▶ [TASK TO COMPLETE]:
Every entry below needs to be repeated exactly as written.

------------------------------

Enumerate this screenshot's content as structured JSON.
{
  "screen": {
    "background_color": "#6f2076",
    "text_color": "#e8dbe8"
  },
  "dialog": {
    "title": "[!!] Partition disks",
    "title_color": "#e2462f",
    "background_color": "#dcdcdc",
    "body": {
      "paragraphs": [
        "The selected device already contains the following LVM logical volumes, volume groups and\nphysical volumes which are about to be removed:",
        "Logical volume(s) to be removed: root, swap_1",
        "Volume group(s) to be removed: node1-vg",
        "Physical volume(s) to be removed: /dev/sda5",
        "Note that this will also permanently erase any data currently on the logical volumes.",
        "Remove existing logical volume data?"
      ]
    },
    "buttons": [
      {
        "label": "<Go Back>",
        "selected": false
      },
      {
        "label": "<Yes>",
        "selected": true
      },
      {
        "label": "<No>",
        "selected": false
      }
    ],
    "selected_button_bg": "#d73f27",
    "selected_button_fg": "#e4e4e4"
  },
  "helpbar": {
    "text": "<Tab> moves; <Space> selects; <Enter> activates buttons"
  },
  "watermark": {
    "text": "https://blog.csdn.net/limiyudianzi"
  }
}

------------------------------

▶ [REPLY]:
Enumerate this screenshot's content as structured JSON.
{
  "screen": {
    "background_color": "#6f2076",
    "text_color": "#e8dbe8"
  },
  "dialog": {
    "title": "[!!] Partition disks",
    "title_color": "#e2462f",
    "background_color": "#dcdcdc",
    "body": {
      "paragraphs": [
        "The selected device already contains the following LVM logical volumes, volume groups and\nphysical volumes which are about to be removed:",
        "Logical volume(s) to be removed: root, swap_1",
        "Volume group(s) to be removed: node1-vg",
        "Physical volume(s) to be removed: /dev/sda5",
        "Note that this will also permanently erase any data currently on the logical volumes.",
        "Remove existing logical volume data?"
      ]
    },
    "buttons": [
      {
        "label": "<Go Back>",
        "selected": false
      },
      {
        "label": "<Yes>",
        "selected": true
      },
      {
        "label": "<No>",
        "selected": false
      }
    ],
    "selected_button_bg": "#d73f27",
    "selected_button_fg": "#e4e4e4"
  },
  "helpbar": {
    "text": "<Tab> moves; <Space> selects; <Enter> activates buttons"
  },
  "watermark": {
    "text": "https://blog.csdn.net/limiyudianzi"
  }
}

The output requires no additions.